## [WHAT THE TASK REQUIRES]
The result should be the full listing copied exactly, with no pictures in it.

## [EXERCISE MATERIAL]
== Segment start ==

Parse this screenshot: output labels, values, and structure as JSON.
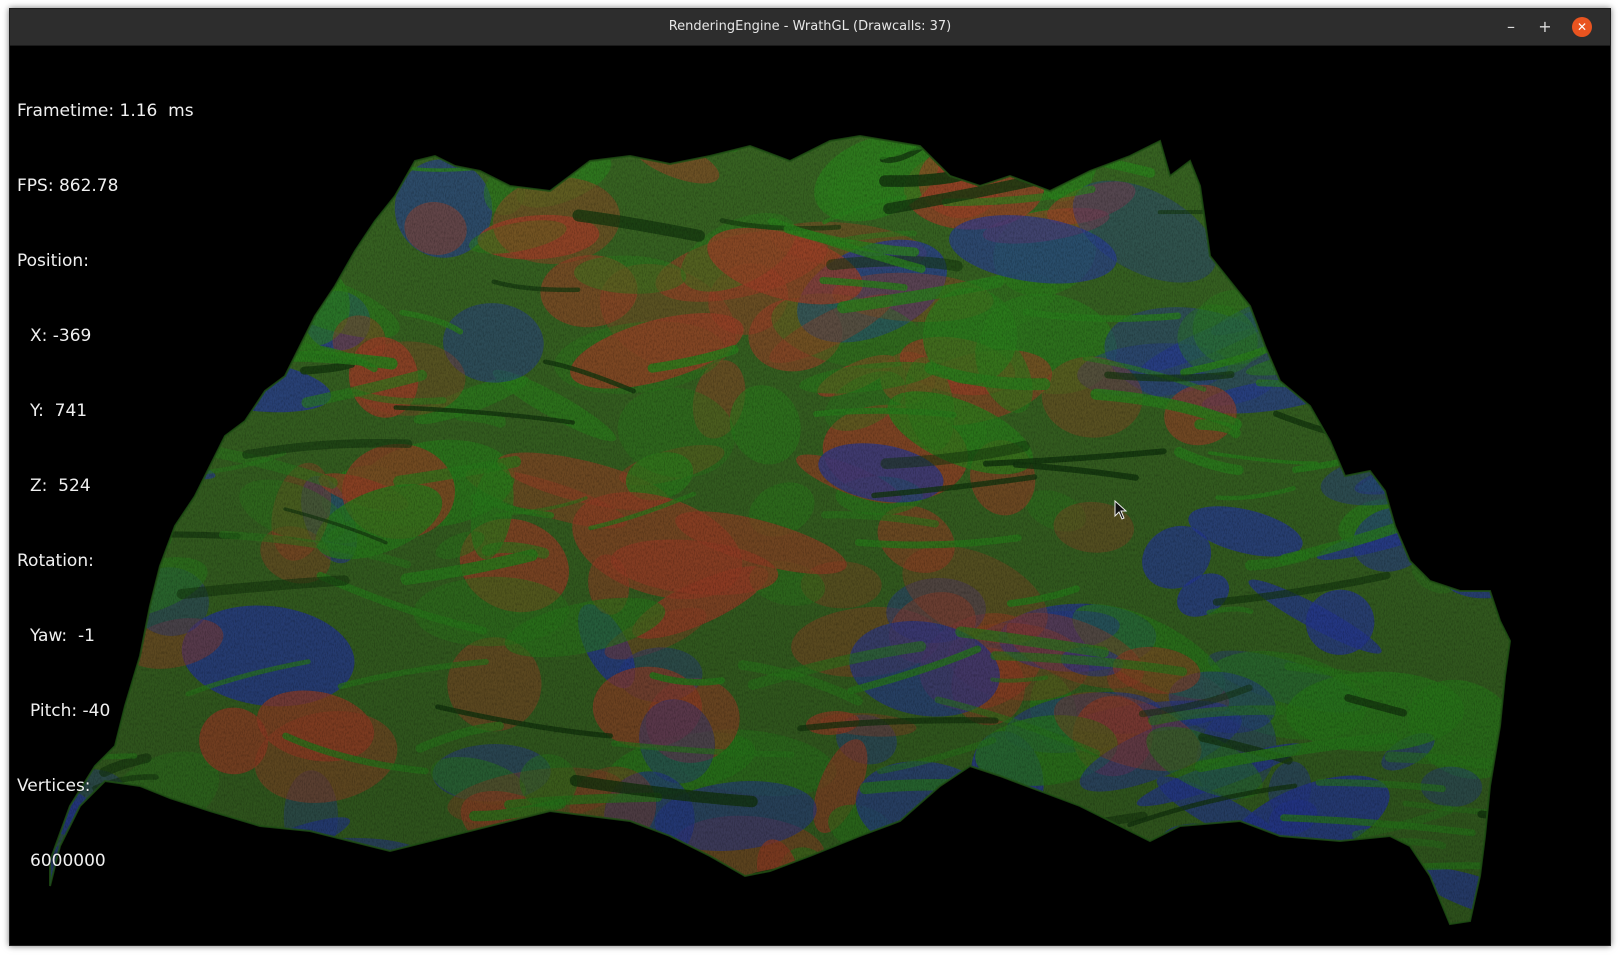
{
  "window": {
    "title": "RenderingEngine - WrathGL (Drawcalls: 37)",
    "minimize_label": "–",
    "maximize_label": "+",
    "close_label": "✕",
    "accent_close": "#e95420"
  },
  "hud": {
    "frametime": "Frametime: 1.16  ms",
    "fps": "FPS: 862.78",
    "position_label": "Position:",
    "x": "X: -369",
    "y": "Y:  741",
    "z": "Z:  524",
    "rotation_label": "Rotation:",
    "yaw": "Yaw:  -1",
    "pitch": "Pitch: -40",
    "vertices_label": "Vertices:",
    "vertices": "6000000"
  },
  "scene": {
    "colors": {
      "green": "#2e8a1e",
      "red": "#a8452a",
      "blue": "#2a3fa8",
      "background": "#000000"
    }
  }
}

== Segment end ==

## [REPLY TO THE EXERCISE]
Parse this screenshot: output labels, values, and structure as JSON.
{
  "window": {
    "title": "RenderingEngine - WrathGL (Drawcalls: 37)",
    "minimize_label": "–",
    "maximize_label": "+",
    "close_label": "✕",
    "accent_close": "#e95420"
  },
  "hud": {
    "frametime": "Frametime: 1.16  ms",
    "fps": "FPS: 862.78",
    "position_label": "Position:",
    "x": "X: -369",
    "y": "Y:  741",
    "z": "Z:  524",
    "rotation_label": "Rotation:",
    "yaw": "Yaw:  -1",
    "pitch": "Pitch: -40",
    "vertices_label": "Vertices:",
    "vertices": "6000000"
  },
  "scene": {
    "colors": {
      "green": "#2e8a1e",
      "red": "#a8452a",
      "blue": "#2a3fa8",
      "background": "#000000"
    }
  }
}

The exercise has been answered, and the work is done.